At that time, my friends and I enjoyed the pure joy of opening a wax pack and seeing who we got. We even chewed the gum.
At the risk of aging myself, that was a simpler time. Collecting was nothing more than fun.
I had no idea these pieces of cardboard had any value other than the value I placed on them and that I wasn't happy until I opened a pack and saw Reggie Jackson's card.
As I got older, collecting changed. More companies made cards, and I had to collect them.
I learned about shows, where nerds like myself could gather and buy and trade cards. It was an amazing place.
Even after marriage, I collected and my wife indulged my obsession.
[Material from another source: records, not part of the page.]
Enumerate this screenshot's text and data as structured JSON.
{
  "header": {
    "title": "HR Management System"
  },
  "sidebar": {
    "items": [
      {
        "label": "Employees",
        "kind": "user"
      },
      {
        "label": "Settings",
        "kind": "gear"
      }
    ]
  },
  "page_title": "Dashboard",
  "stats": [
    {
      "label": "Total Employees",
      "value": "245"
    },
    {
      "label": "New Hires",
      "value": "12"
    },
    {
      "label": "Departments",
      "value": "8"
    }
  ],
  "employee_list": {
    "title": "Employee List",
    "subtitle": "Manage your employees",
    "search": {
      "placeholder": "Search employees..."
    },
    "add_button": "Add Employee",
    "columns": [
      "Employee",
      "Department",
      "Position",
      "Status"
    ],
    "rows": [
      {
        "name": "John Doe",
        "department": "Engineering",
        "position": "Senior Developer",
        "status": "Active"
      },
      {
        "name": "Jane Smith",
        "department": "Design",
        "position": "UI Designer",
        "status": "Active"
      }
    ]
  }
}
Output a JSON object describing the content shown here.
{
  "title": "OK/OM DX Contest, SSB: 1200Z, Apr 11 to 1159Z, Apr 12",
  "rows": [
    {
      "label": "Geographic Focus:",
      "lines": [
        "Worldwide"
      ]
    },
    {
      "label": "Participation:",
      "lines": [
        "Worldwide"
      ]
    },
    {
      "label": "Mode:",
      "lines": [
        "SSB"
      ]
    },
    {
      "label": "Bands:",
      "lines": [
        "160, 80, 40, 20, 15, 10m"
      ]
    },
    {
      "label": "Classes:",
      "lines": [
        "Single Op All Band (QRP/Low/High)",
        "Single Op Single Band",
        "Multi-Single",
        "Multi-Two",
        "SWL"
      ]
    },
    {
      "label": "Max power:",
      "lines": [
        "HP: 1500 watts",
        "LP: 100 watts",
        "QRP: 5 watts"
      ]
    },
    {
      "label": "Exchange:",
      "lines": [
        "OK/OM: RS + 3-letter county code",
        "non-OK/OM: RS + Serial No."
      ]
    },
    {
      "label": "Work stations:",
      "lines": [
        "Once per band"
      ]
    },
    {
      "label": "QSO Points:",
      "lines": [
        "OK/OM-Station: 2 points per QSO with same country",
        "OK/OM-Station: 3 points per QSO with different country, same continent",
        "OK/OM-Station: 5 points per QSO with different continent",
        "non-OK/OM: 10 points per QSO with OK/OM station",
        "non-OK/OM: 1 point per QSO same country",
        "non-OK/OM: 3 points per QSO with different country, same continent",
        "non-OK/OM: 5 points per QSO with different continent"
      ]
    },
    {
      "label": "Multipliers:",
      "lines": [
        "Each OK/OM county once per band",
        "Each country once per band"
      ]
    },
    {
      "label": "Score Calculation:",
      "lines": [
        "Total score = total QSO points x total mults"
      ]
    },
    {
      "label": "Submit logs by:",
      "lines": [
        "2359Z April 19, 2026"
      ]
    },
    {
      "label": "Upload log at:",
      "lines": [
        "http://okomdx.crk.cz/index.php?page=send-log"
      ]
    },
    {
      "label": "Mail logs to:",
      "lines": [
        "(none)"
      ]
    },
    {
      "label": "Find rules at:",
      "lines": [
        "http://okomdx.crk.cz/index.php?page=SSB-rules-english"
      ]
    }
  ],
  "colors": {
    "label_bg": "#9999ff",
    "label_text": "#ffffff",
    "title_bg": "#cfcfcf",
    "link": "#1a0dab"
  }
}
She went along with me to some of these shows, putting up with me walking around these cavernous buildings, mouth wide open and eyes glazed over, I'm sure, as I took it all in.
I remember the card show my brother took me to where I picked up autographed pictures of hall-of-fame pitchers Bob Feller and Warren Spahn — for $1 each.
A few years later at another show, Green Bay Packers hall of fame quarterback Bart Starr shook my hand, autographed a pennant and showed me one of his Super Bowl rings.
Those days are long gone, and so is the simplicity of collecting cards and attending shows.
Over the years, the number of these shows dwindled, as did the number of collectors.
But the number of cards you can buy has grown exponentially, as has the cost and value of collecting your cardboard heroes.
It's a business run by businessmen, not the mom and pop local store owners who stocked cards along with gum and candy.
It is for the rich, and I have been left far behind.
I still buy a few packs of cards each year. I still like opening them and seeing whose face is staring back at me.
Reggie is long gone, along with my youth, but there is still a little itch I get every winter when the new baseball cards arrive.
Over the years, it was no longer good enough to just have a player's image on the card. Autographs, patches of game-work jerseys, dirt from the field, a piece of a hat or a sliver of a bat were added to cards.
Although I have a few cards that are valuable, I was never blessed with the luck to open a pack and see part of Babe Ruth's jersey attached to a card.
Still, the memories I have collected and the fun I had with my friends trading these pieces of colored cardboard are worth plenty.
Patrick Murphy, of Columbus, Neb., is a former assistant managing editor of The Telegram.